The online course will be organised as a series of recorded lectures and exercises using Python, combined with live Q&A sessions.

The course is led by Catarina Silva (Nature Research Centre, Lithuania) and Asta Audzijonyte (Nature Research Centre, Lithuania & University of Tasmania, Australia).

Participation is free. If you would like to participate, please register here.

This course is using the framework described in this publication.

Course overview

A. Introduction

B. Concepts of machine learning and computer vision

C. Intro Practice: Basics of computer vision with Python

D. Practice 1: Pre-processing images

E. Practice 2: Images pre-annotation and annotation

F. Practice 3: Data augmentation

G. Practice 4: Model training

H. Ideas for the future (will be released after the course)

Programming skills and Python

It will be useful if course participants have basic programming experience, in Python or R. The scripts used in the course are written in Python, but they are adapted to be user friendly and do not require prior Python knowledge to run them (you would naturally need Python knowledge to modify these scripts further). If you want to learn more about coding with Python a few useful tutorials of basic operations can be found here. You can also find a list of books here.

Bring your own images

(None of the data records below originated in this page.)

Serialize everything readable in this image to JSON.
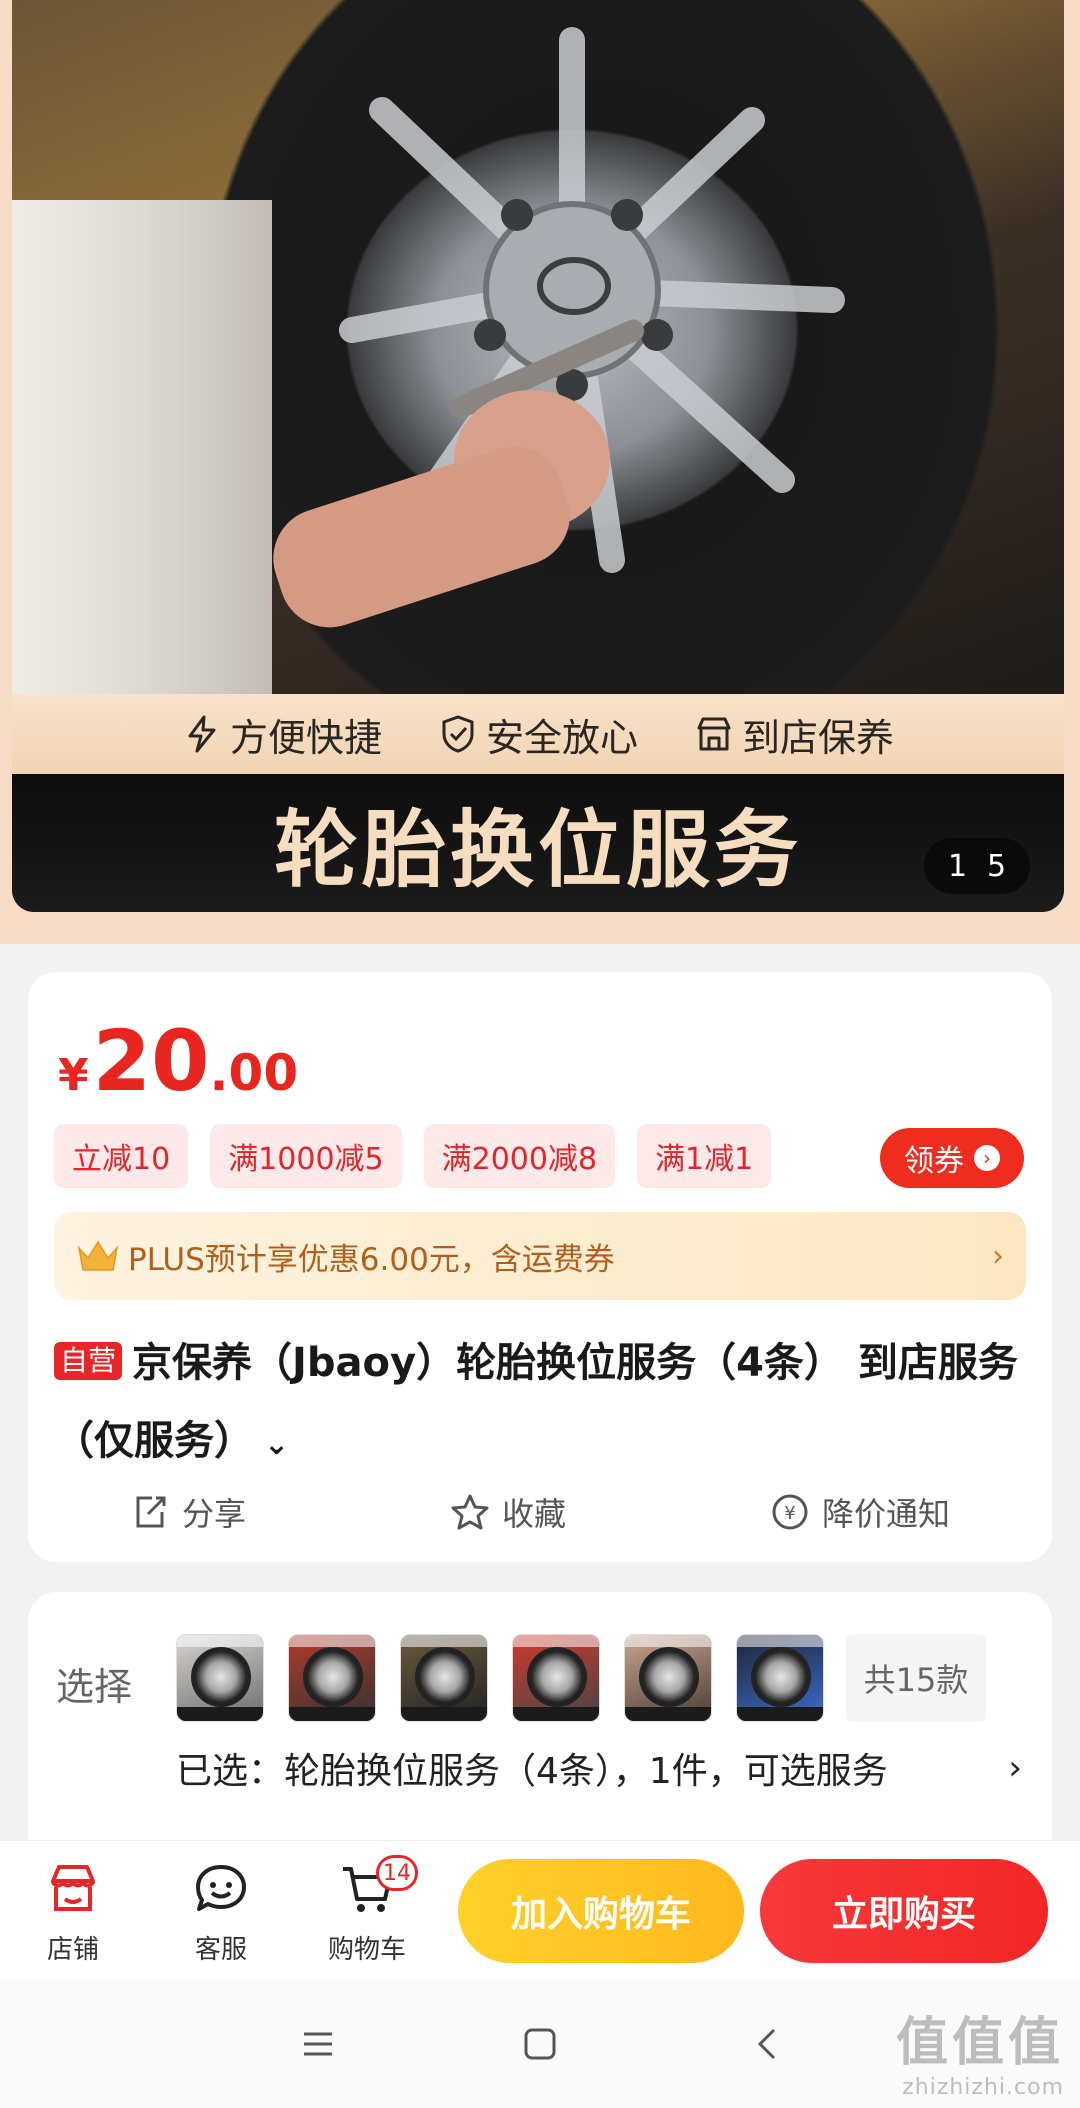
{
  "hero": {
    "features": [
      {
        "icon": "lightning-icon",
        "label": "方便快捷"
      },
      {
        "icon": "shield-check-icon",
        "label": "安全放心"
      },
      {
        "icon": "store-icon",
        "label": "到店保养"
      }
    ],
    "banner_title": "轮胎换位服务",
    "pager": {
      "current": "1",
      "total": "5"
    }
  },
  "price": {
    "currency": "¥",
    "integer": "20",
    "decimal": ".00"
  },
  "promotions": [
    "立减10",
    "满1000减5",
    "满2000减8",
    "满1减1"
  ],
  "coupon_button": {
    "label": "领券",
    "icon": "chevron-right-circle-icon"
  },
  "plus_bar": {
    "icon": "crown-icon",
    "text": "PLUS预计享优惠6.00元，含运费券",
    "chevron": "›"
  },
  "product": {
    "tag": "自营",
    "title": "京保养（Jbaoy）轮胎换位服务（4条） 到店服务（仅服务）",
    "expand_icon": "⌄"
  },
  "actions": [
    {
      "icon": "share-icon",
      "label": "分享"
    },
    {
      "icon": "star-icon",
      "label": "收藏"
    },
    {
      "icon": "price-drop-icon",
      "label": "降价通知"
    }
  ],
  "selection": {
    "label": "选择",
    "thumbnail_count_label": "共15款",
    "selected_text": "已选：轮胎换位服务（4条），1件，可选服务",
    "chevron": "›"
  },
  "bottom_bar": {
    "store_label": "店铺",
    "service_label": "客服",
    "cart_label": "购物车",
    "cart_badge": "14",
    "add_to_cart": "加入购物车",
    "buy_now": "立即购买"
  },
  "watermark": {
    "big": "值值值",
    "small": "zhizhizhi.com"
  },
  "colors": {
    "accent_red": "#e8262a",
    "price_red": "#e8261f",
    "cart_yellow": "#ffc21f",
    "plus_gold": "#b0601c",
    "banner_text": "#f6ddbf"
  }
}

We will provide an example dataset for the course. This dataset includes 50 images per species which were provided by MyCatch and Fishial. It would be very interesting and exciting if course participants also bring their own datasets of fish images. We would need a minimum of 50 images per species and you can use as few as 2 species to start with (however, if species are very similar morphologically, we might need more than 50 images per species). Of course, you want to make sure that fish species in your dataset are identified correctly, otherwise your model will not be very useful (you might have heard the expression “garbage in - garbage out”). Finally, for the tutorials we will use Google drive so please upload your own images to your Google drive by species (i.e. one species per folder).

Online meetings

In this course, it is expected that participants will mostly learn independently, but we will have three online meetings to go through the materials, ask questions and for general discussion.

These meetings will be recorded and videos will be available (below) immediately after the meeting.

Date Time (GMT+1) Programme
25 Oct, 2022 09:00 Welcome and introductions, overview of modules A-D, Q&As
26 Oct, 2022 12:00 Q&As, overview of modules E-F
27 Oct, 2022 15:00 Q&As, overview of module G, presentation of trained models and future directions

Meeting 1


Meeting 2


Meeting 3



This course is organised as a part of the “Sustainable inland fisheries” project, funded by the European Regional Development Fund (project No 01.2.2-LMT-K-718-02-0006) under grant agreement with the Research Council of Lithuania (LMTLT).

Pew Fellows Program in Marine Conservation at The Pew Charitable Trusts